One of the many things my agent does for me is to take my royalties information from DAW and track it all in a nice, convenient spreadsheet.  This allows me to better indulge my data fetish, examining trends and playing with numbers until my wife reminds me I’m supposed to be going grocery shopping instead of spending all afternoon on the computer.

Last week I received the spreadsheet for my royalties statement through June 30, 2010 — right before Red Hood’s Revenge came out.

This is my fifth royalties check from DAW.  (They come out every six months.)  As of June 30, I had five books in print, four of which had earned out their advances.  I’m still waiting for the reserve against returns to go away on Mermaid, at which point I expect that one to start paying out as well.

To me, this royalty statement — particularly the graph I put together below — illustrates the importance of a backlist.  You can see how the royalty checks have grown pretty steadily over the past three years as I’ve continued to write and publish books.  This latest check will be about ten times what I got back in June of 2008 (point 1 on the graph below).

Some authors who get that bajillion-dollar advance for their first book.  I’m not one of them.  The slower but steady approach seems to be working for me though, at least so far.

Those books will eventually go out of print.  But DAW is pretty good about keeping things in print for a while, so I’m hopeful this trend will continue.

Another interesting data point came when I compared print sales to electronic.  I believe e-books are growing, and electronic sales are likely to take up a larger portion of overall sales.  For the moment though … well, take a look at the breakdown of total sales per book:

I’ve had the best electronic sales with Stepsister Scheme (don’t ask me why).  For that book, e-books make up about 4.3% of the total sales.  I don’t really have enough data to say how much or how quickly those e-book sales seem to be growing.  For now, while I definitely appreciate the extra royalties, they’re not yet a significant factor for me.

Another interesting point from that second graph: total sales of Stepsister are a little lower than sales of Goblin Quest.  Likewise for Mermaid.  This threw me for a second.  After all, the weekly sales numbers for the princess books are great, so why are the goblin books selling better?

The answer is, the goblin books have been selling longer.  Goblin Quest came out in November of 2006.  Stepsister came out in January, 2009.  Meaning in a year and a half, Stepsister Scheme has sold almost as many copies as Goblin Quest did in just under four.

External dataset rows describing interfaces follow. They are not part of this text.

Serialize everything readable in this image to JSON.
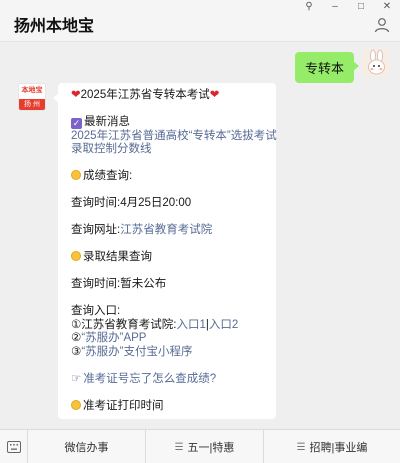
{
  "window": {
    "title": "扬州本地宝",
    "controls": [
      "⚲",
      "–",
      "□",
      "✕"
    ]
  },
  "chat": {
    "user_message": "专转本",
    "bot_avatar": {
      "top": "本地宝",
      "bottom": "扬 州"
    },
    "bot_message": {
      "title": "2025年江苏省专转本考试",
      "news_label": "最新消息",
      "news_link_line1": "2025年江苏省普通高校“专转本”选拔考试",
      "news_link_line2": "录取控制分数线",
      "score_query_heading": "成绩查询:",
      "query_time_label": "查询时间:",
      "query_time_value": "4月25日20:00",
      "query_site_label": "查询网址:",
      "query_site_link": "江苏省教育考试院",
      "admission_heading": "录取结果查询",
      "admission_time_label": "查询时间:",
      "admission_time_value": "暂未公布",
      "entry_label": "查询入口:",
      "entry1_prefix": "①江苏省教育考试院:",
      "entry1_link_a": "入口1",
      "entry1_sep": "|",
      "entry1_link_b": "入口2",
      "entry2_prefix": "②",
      "entry2_link": "“苏服办”APP",
      "entry3_prefix": "③",
      "entry3_link": "“苏服办”支付宝小程序",
      "forgot_link": "准考证号忘了怎么查成绩?",
      "print_heading": "准考证打印时间"
    }
  },
  "menu": {
    "items": [
      "微信办事",
      "五一|特惠",
      "招聘|事业编"
    ]
  },
  "colors": {
    "link": "#576b95",
    "user_bubble": "#95ec69",
    "brand_red": "#e63d2e"
  },
  "icons": [
    "search-icon",
    "minimize-icon",
    "maximize-icon",
    "close-icon",
    "profile-icon",
    "keyboard-icon",
    "menu-lines-icon"
  ]
}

And now it’s time to save this post and go get groceries.  Questions and comments are welcome, as always.